PROBLEM STATEMENT. Pictures aside, quote the whole listing exactly.

== Segment start ==

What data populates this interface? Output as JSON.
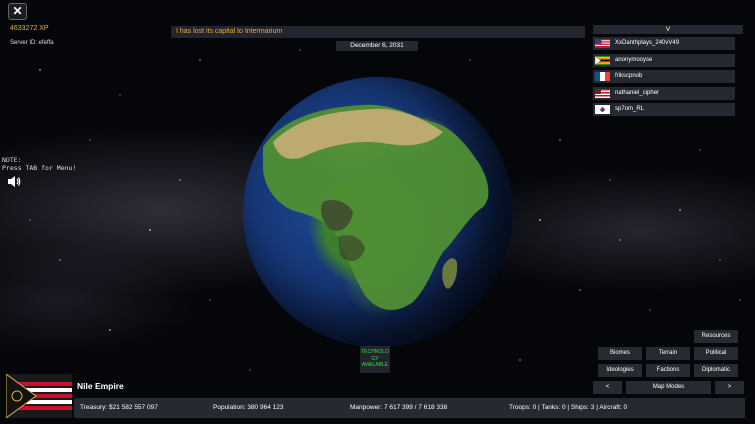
{
  "hud": {
    "close_label": "✕",
    "xp": "4633272 XP",
    "server_id": "Server ID: efeffa",
    "note": "NOTE:\nPress TAB for Menu!"
  },
  "notification": "I has lost its capital to Intermarium",
  "date": "December 6, 2031",
  "player_list": {
    "toggle_label": "V",
    "players": [
      {
        "name": "XxDanthplays_240vV49",
        "flag": "usa"
      },
      {
        "name": "anonymooyse",
        "flag": "zimbabwe"
      },
      {
        "name": "frikscpnob",
        "flag": "france"
      },
      {
        "name": "nathaniel_cipher",
        "flag": "custom"
      },
      {
        "name": "sp7om_RL",
        "flag": "south-korea"
      }
    ]
  },
  "tech_notice": "TECHNOLO GY AVAILABLE",
  "map_modes": {
    "resources": "Resources",
    "biomes": "Biomes",
    "terrain": "Terrain",
    "political": "Political",
    "ideologies": "Ideologies",
    "factions": "Factions",
    "diplomatic": "Diplomatic",
    "prev": "<",
    "label": "Map Modes",
    "next": ">"
  },
  "nation": {
    "name": "Nile Empire",
    "treasury": "Treasury:  $21 582 557 097",
    "population": "Population: 380 964 123",
    "manpower": "Manpower:  7 617 399  /  7 618 338",
    "military": "Troops: 0  |  Tanks: 0  |  Ships: 3  |  Aircraft: 0"
  },
  "colors": {
    "xp": "#e8b24a",
    "notification_text": "#f0a640",
    "tech_text": "#39e03a",
    "panel_bg": "#282c34"
  }
}
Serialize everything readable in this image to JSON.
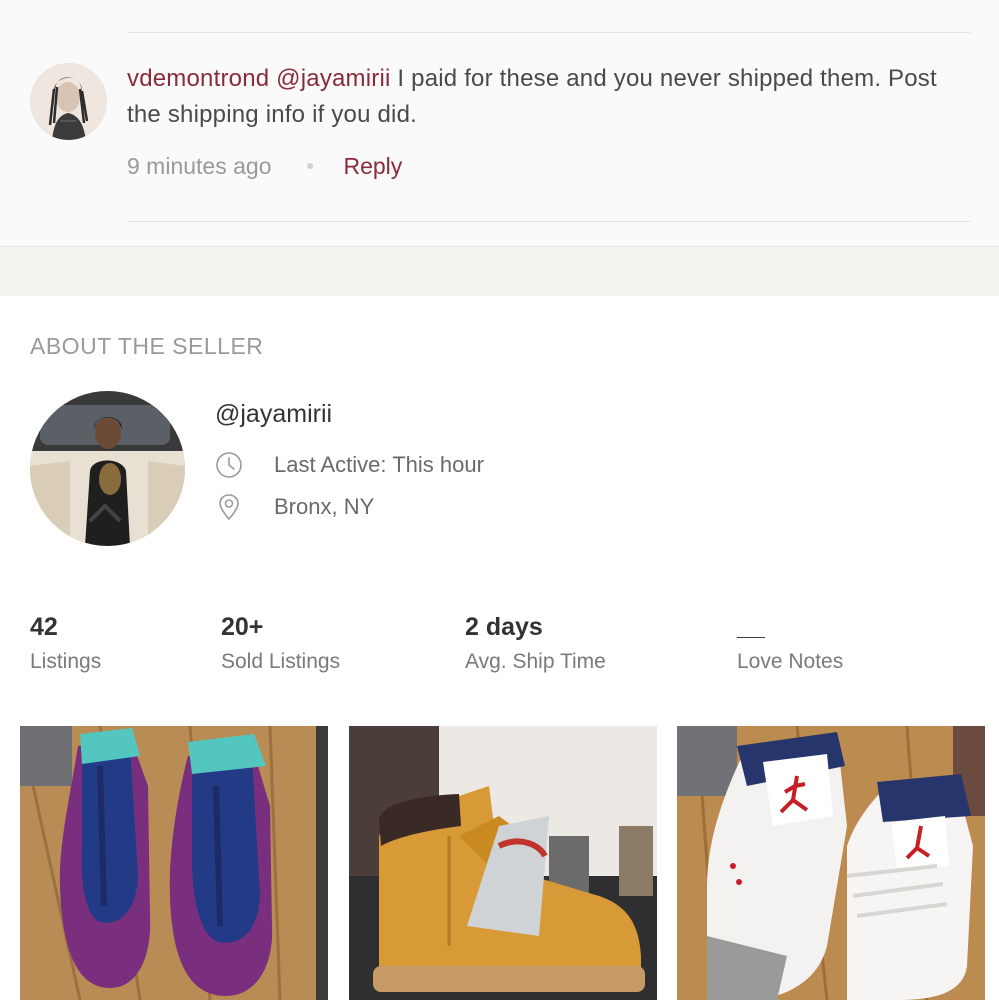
{
  "comment": {
    "author": "vdemontrond",
    "mention": "@jayamirii",
    "text": " I paid for these and you never shipped them. Post the shipping info if you did.",
    "time": "9 minutes ago",
    "reply_label": "Reply"
  },
  "seller": {
    "section_title": "ABOUT THE SELLER",
    "username": "@jayamirii",
    "last_active": "Last Active: This hour",
    "location": "Bronx, NY",
    "icons": {
      "time": "clock-icon",
      "location": "location-pin-icon"
    }
  },
  "stats": [
    {
      "value": "42",
      "label": "Listings"
    },
    {
      "value": "20+",
      "label": "Sold Listings"
    },
    {
      "value": "2 days",
      "label": "Avg. Ship Time"
    },
    {
      "value": "__",
      "label": "Love Notes"
    }
  ],
  "listings": [
    {
      "image": "purple-navy-sneakers-photo"
    },
    {
      "image": "wheat-boots-photo"
    },
    {
      "image": "white-cement-sneakers-photo"
    }
  ],
  "colors": {
    "accent": "#8a2b3a",
    "muted_text": "#9a9a9a",
    "band": "#f4f3ef"
  }
}
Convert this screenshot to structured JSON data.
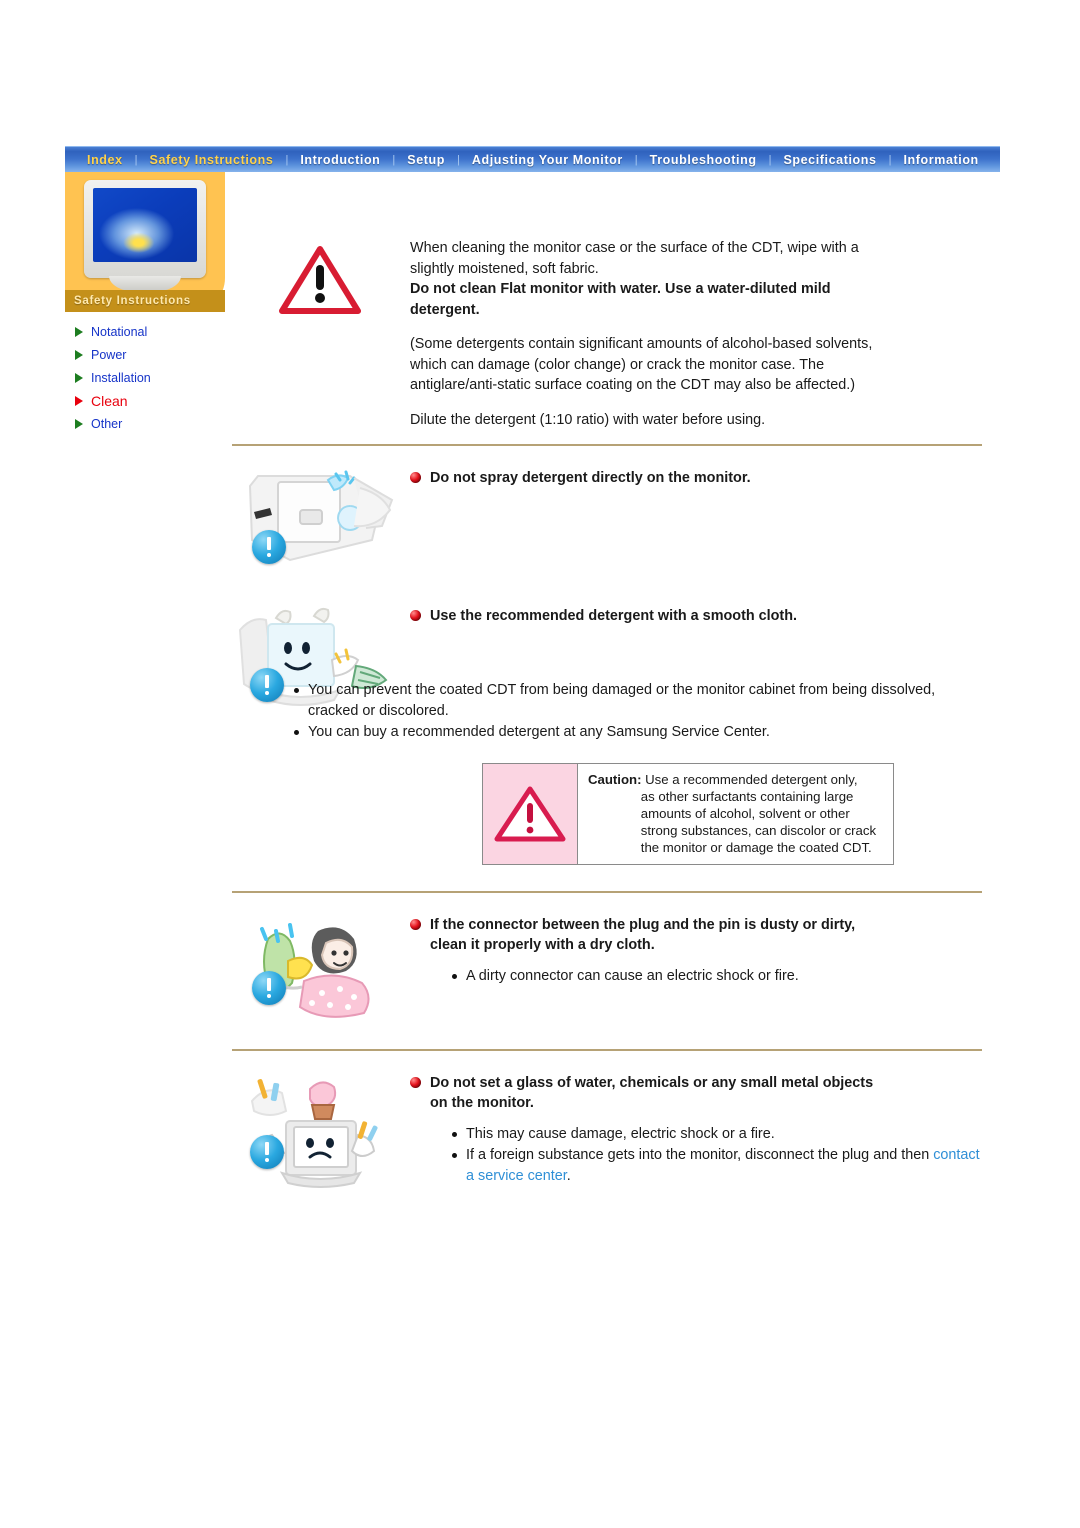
{
  "nav": {
    "items": [
      {
        "label": "Index",
        "active": false
      },
      {
        "label": "Safety Instructions",
        "active": true
      },
      {
        "label": "Introduction",
        "active": false
      },
      {
        "label": "Setup",
        "active": false
      },
      {
        "label": "Adjusting Your Monitor",
        "active": false
      },
      {
        "label": "Troubleshooting",
        "active": false
      },
      {
        "label": "Specifications",
        "active": false
      },
      {
        "label": "Information",
        "active": false
      }
    ],
    "separator": "|"
  },
  "sidebar": {
    "caption": "Safety Instructions",
    "items": [
      {
        "label": "Notational",
        "selected": false
      },
      {
        "label": "Power",
        "selected": false
      },
      {
        "label": "Installation",
        "selected": false
      },
      {
        "label": "Clean",
        "selected": true
      },
      {
        "label": "Other",
        "selected": false
      }
    ]
  },
  "intro": {
    "para1_line1": "When cleaning the monitor case or the surface of the CDT, wipe with a",
    "para1_line2": "slightly moistened, soft fabric.",
    "bold_line1": "Do not clean Flat monitor with water. Use a water-diluted mild",
    "bold_line2": "detergent.",
    "para2_line1": "(Some detergents contain significant amounts of alcohol-based solvents,",
    "para2_line2": "which can damage (color change) or crack the monitor case. The",
    "para2_line3": "antiglare/anti-static surface coating on the CDT may also be affected.)",
    "para3": "Dilute the detergent (1:10 ratio) with water before using."
  },
  "sections": [
    {
      "heading": "Do not spray detergent directly on the monitor.",
      "bullets": [],
      "illustration": "spray-bottle-monitor-illustration"
    },
    {
      "heading": "Use the recommended detergent with a smooth cloth.",
      "bullets": [
        "You can prevent the coated CDT from being damaged or the monitor cabinet from being dissolved, cracked or discolored.",
        "You can buy a recommended detergent at any Samsung Service Center."
      ],
      "illustration": "monitor-with-cloth-illustration"
    },
    {
      "heading_line1": "If the connector between the plug and the pin is dusty or dirty,",
      "heading_line2": "clean it properly with a dry cloth.",
      "bullets": [
        "A dirty connector can cause an electric shock or fire."
      ],
      "illustration": "person-cleaning-plug-illustration"
    },
    {
      "heading_line1": "Do not set a glass of water, chemicals or any small metal objects",
      "heading_line2": "on the monitor.",
      "bullets": [
        "This may cause damage, electric shock or a fire."
      ],
      "bullet_link_prefix": "If a foreign substance gets into the monitor, disconnect the plug and then ",
      "bullet_link_text": "contact a service center",
      "bullet_link_suffix": ".",
      "illustration": "objects-on-monitor-illustration"
    }
  ],
  "caution_box": {
    "label": "Caution:",
    "line1": "Use a recommended detergent only,",
    "line2": "as other surfactants containing large",
    "line3": "amounts of alcohol, solvent or other",
    "line4": "strong substances, can discolor or crack",
    "line5": "the monitor or damage the coated CDT."
  },
  "colors": {
    "nav_blue": "#3d72cc",
    "nav_active": "#ffd24a",
    "sidebar_orange": "#ffc351",
    "sidebar_caption_bg": "#c4901a",
    "link_blue": "#1634c8",
    "selected_red": "#e8000d",
    "divider": "#b6a276",
    "caution_pink": "#fbd5e2",
    "service_link": "#2f8fd6"
  }
}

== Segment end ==

SOLUTION TO THIS PROBLEM.
What data populates this interface? Output as JSON.
{
  "hud": {
    "close_label": "✕",
    "xp": "4633272 XP",
    "server_id": "Server ID: efeffa",
    "note": "NOTE:\nPress TAB for Menu!"
  },
  "notification": "I has lost its capital to Intermarium",
  "date": "December 6, 2031",
  "player_list": {
    "toggle_label": "V",
    "players": [
      {
        "name": "XxDanthplays_240vV49",
        "flag": "usa"
      },
      {
        "name": "anonymooyse",
        "flag": "zimbabwe"
      },
      {
        "name": "frikscpnob",
        "flag": "france"
      },
      {
        "name": "nathaniel_cipher",
        "flag": "custom"
      },
      {
        "name": "sp7om_RL",
        "flag": "south-korea"
      }
    ]
  },
  "tech_notice": "TECHNOLO GY AVAILABLE",
  "map_modes": {
    "resources": "Resources",
    "biomes": "Biomes",
    "terrain": "Terrain",
    "political": "Political",
    "ideologies": "Ideologies",
    "factions": "Factions",
    "diplomatic": "Diplomatic",
    "prev": "<",
    "label": "Map Modes",
    "next": ">"
  },
  "nation": {
    "name": "Nile Empire",
    "treasury": "Treasury:  $21 582 557 097",
    "population": "Population: 380 964 123",
    "manpower": "Manpower:  7 617 399  /  7 618 338",
    "military": "Troops: 0  |  Tanks: 0  |  Ships: 3  |  Aircraft: 0"
  },
  "colors": {
    "xp": "#e8b24a",
    "notification_text": "#f0a640",
    "tech_text": "#39e03a",
    "panel_bg": "#282c34"
  }
}
Serialize everything readable in this image to JSON.
{
  "comment": {
    "author": "vdemontrond",
    "mention": "@jayamirii",
    "text": " I paid for these and you never shipped them. Post the shipping info if you did.",
    "time": "9 minutes ago",
    "reply_label": "Reply"
  },
  "seller": {
    "section_title": "ABOUT THE SELLER",
    "username": "@jayamirii",
    "last_active": "Last Active: This hour",
    "location": "Bronx, NY",
    "icons": {
      "time": "clock-icon",
      "location": "location-pin-icon"
    }
  },
  "stats": [
    {
      "value": "42",
      "label": "Listings"
    },
    {
      "value": "20+",
      "label": "Sold Listings"
    },
    {
      "value": "2 days",
      "label": "Avg. Ship Time"
    },
    {
      "value": "__",
      "label": "Love Notes"
    }
  ],
  "listings": [
    {
      "image": "purple-navy-sneakers-photo"
    },
    {
      "image": "wheat-boots-photo"
    },
    {
      "image": "white-cement-sneakers-photo"
    }
  ],
  "colors": {
    "accent": "#8a2b3a",
    "muted_text": "#9a9a9a",
    "band": "#f4f3ef"
  }
}
Convert this screenshot to structured JSON data.
{
  "nav": {
    "items": [
      {
        "label": "Index",
        "active": false
      },
      {
        "label": "Safety Instructions",
        "active": true
      },
      {
        "label": "Introduction",
        "active": false
      },
      {
        "label": "Setup",
        "active": false
      },
      {
        "label": "Adjusting Your Monitor",
        "active": false
      },
      {
        "label": "Troubleshooting",
        "active": false
      },
      {
        "label": "Specifications",
        "active": false
      },
      {
        "label": "Information",
        "active": false
      }
    ],
    "separator": "|"
  },
  "sidebar": {
    "caption": "Safety Instructions",
    "items": [
      {
        "label": "Notational",
        "selected": false
      },
      {
        "label": "Power",
        "selected": false
      },
      {
        "label": "Installation",
        "selected": false
      },
      {
        "label": "Clean",
        "selected": true
      },
      {
        "label": "Other",
        "selected": false
      }
    ]
  },
  "intro": {
    "para1_line1": "When cleaning the monitor case or the surface of the CDT, wipe with a",
    "para1_line2": "slightly moistened, soft fabric.",
    "bold_line1": "Do not clean Flat monitor with water. Use a water-diluted mild",
    "bold_line2": "detergent.",
    "para2_line1": "(Some detergents contain significant amounts of alcohol-based solvents,",
    "para2_line2": "which can damage (color change) or crack the monitor case. The",
    "para2_line3": "antiglare/anti-static surface coating on the CDT may also be affected.)",
    "para3": "Dilute the detergent (1:10 ratio) with water before using."
  },
  "sections": [
    {
      "heading": "Do not spray detergent directly on the monitor.",
      "bullets": [],
      "illustration": "spray-bottle-monitor-illustration"
    },
    {
      "heading": "Use the recommended detergent with a smooth cloth.",
      "bullets": [
        "You can prevent the coated CDT from being damaged or the monitor cabinet from being dissolved, cracked or discolored.",
        "You can buy a recommended detergent at any Samsung Service Center."
      ],
      "illustration": "monitor-with-cloth-illustration"
    },
    {
      "heading_line1": "If the connector between the plug and the pin is dusty or dirty,",
      "heading_line2": "clean it properly with a dry cloth.",
      "bullets": [
        "A dirty connector can cause an electric shock or fire."
      ],
      "illustration": "person-cleaning-plug-illustration"
    },
    {
      "heading_line1": "Do not set a glass of water, chemicals or any small metal objects",
      "heading_line2": "on the monitor.",
      "bullets": [
        "This may cause damage, electric shock or a fire."
      ],
      "bullet_link_prefix": "If a foreign substance gets into the monitor, disconnect the plug and then ",
      "bullet_link_text": "contact a service center",
      "bullet_link_suffix": ".",
      "illustration": "objects-on-monitor-illustration"
    }
  ],
  "caution_box": {
    "label": "Caution:",
    "line1": "Use a recommended detergent only,",
    "line2": "as other surfactants containing large",
    "line3": "amounts of alcohol, solvent or other",
    "line4": "strong substances, can discolor or crack",
    "line5": "the monitor or damage the coated CDT."
  },
  "colors": {
    "nav_blue": "#3d72cc",
    "nav_active": "#ffd24a",
    "sidebar_orange": "#ffc351",
    "sidebar_caption_bg": "#c4901a",
    "link_blue": "#1634c8",
    "selected_red": "#e8000d",
    "divider": "#b6a276",
    "caution_pink": "#fbd5e2",
    "service_link": "#2f8fd6"
  }
}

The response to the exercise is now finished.